→ **PROBLEM DETAILS**:
In the records below, find each line containing the word "right" and copy it.

→ **DATASET EXCERPTS**:
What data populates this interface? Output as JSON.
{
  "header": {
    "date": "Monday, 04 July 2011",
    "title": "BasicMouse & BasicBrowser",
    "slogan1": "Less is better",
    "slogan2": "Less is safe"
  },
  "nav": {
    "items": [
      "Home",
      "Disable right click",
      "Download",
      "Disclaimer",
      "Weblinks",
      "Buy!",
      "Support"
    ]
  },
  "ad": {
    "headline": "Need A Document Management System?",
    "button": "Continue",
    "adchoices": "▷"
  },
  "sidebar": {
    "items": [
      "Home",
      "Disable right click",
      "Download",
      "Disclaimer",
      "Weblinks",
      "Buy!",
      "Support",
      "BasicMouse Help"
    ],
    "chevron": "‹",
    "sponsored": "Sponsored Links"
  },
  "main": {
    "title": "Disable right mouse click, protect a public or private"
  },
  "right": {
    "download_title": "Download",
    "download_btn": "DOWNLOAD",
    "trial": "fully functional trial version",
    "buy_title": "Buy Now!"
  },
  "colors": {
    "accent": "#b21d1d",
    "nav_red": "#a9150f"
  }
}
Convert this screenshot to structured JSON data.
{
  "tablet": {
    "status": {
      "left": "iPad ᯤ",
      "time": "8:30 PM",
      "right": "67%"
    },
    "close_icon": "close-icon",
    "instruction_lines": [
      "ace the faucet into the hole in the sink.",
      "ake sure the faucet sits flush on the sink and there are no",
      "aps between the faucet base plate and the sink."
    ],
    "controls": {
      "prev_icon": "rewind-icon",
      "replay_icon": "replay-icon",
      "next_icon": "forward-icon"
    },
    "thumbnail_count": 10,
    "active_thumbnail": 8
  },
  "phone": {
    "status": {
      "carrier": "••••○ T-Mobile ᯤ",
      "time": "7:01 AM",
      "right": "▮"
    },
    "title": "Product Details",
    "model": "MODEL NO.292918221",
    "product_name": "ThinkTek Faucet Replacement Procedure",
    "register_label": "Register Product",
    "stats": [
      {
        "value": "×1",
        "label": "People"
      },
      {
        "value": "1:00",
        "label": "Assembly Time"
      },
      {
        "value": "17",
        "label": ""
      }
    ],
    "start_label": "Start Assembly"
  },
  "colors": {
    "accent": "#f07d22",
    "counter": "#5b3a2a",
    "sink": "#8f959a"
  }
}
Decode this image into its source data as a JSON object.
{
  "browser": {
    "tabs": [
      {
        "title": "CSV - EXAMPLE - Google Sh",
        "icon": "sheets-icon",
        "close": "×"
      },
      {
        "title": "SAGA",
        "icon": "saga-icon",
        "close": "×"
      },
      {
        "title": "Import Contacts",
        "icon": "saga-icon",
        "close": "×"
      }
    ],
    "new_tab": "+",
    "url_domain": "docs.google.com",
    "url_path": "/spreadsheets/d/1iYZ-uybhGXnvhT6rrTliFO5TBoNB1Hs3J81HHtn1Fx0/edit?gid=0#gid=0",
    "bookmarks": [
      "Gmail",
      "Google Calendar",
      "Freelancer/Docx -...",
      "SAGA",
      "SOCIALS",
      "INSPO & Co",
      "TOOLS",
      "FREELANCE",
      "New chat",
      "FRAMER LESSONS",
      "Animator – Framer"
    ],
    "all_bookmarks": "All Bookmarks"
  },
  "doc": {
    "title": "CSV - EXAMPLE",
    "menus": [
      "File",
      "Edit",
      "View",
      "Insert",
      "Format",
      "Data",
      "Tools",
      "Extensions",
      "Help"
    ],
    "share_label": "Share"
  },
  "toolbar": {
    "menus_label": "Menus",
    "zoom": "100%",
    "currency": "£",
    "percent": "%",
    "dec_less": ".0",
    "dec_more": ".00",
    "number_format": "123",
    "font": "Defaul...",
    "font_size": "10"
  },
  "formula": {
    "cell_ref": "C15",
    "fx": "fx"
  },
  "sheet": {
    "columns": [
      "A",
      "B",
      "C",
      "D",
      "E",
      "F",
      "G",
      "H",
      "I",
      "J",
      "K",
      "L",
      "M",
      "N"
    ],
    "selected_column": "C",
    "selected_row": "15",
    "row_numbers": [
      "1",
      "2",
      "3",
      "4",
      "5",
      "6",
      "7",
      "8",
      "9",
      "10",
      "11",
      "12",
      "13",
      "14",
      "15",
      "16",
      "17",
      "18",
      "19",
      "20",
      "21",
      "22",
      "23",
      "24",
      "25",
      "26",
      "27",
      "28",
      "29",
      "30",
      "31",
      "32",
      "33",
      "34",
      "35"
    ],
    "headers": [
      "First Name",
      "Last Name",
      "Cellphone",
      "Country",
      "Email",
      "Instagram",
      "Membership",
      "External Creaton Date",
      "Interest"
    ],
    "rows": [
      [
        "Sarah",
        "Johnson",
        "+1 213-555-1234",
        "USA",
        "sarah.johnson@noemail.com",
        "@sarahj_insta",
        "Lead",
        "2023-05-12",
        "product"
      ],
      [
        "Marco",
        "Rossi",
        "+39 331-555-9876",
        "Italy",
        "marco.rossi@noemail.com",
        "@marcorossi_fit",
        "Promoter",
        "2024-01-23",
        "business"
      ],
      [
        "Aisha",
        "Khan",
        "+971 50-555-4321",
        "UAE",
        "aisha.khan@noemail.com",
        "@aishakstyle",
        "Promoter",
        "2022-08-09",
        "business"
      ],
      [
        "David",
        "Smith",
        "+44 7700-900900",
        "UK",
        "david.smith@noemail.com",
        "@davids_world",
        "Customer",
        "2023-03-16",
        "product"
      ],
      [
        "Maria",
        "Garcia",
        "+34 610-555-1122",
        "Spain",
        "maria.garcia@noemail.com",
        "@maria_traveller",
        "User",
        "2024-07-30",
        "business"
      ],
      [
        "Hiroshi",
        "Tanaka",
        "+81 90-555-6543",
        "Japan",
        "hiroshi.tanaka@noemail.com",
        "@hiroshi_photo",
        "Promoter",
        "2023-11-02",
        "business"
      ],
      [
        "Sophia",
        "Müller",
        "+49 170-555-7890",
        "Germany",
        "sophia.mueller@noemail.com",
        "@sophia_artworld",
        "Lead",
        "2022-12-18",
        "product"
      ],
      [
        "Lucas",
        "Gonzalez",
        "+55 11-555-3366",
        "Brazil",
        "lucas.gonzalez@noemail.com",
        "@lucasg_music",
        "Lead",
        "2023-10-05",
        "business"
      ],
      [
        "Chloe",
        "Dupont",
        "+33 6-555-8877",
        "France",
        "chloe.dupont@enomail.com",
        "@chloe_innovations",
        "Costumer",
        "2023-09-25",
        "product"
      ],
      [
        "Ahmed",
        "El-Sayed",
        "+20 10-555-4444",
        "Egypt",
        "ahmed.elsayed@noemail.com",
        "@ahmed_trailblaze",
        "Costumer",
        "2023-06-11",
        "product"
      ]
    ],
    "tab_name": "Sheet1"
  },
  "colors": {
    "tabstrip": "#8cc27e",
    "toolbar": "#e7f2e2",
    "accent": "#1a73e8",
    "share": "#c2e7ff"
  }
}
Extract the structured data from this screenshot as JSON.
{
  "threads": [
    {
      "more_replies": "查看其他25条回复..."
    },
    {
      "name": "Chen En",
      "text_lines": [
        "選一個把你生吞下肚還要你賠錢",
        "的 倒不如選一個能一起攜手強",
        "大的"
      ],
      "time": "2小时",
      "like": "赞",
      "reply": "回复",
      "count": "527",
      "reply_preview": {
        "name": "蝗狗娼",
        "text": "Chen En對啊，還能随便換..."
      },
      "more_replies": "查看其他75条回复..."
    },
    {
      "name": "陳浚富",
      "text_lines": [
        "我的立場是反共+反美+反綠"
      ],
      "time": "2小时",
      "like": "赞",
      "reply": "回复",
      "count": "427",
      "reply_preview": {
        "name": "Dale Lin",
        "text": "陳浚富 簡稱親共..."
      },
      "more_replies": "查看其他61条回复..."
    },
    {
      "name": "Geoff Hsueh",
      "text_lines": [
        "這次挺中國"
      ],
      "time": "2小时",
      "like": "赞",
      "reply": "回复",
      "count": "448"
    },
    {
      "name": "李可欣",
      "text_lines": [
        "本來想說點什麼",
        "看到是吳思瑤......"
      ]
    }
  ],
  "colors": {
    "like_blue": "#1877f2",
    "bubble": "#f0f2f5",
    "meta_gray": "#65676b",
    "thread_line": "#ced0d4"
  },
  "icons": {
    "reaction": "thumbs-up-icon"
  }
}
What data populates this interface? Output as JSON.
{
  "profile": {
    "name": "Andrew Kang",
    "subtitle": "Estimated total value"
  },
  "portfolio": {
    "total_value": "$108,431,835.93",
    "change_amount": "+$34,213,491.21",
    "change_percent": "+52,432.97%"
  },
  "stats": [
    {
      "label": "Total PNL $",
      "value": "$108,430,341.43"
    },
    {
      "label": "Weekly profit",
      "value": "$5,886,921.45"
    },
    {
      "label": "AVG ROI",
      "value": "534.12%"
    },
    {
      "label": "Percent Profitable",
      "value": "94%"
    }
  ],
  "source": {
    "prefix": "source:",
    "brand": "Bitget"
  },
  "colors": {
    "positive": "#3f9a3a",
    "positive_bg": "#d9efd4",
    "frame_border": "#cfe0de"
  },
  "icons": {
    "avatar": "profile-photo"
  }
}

→ **WRITTEN ANSWER**:
      "Disable right click",
      "Disable right click",
    "title": "Disable right mouse click, protect a public or private"
  "right": {
      "right": "67%"
      "right": "▮"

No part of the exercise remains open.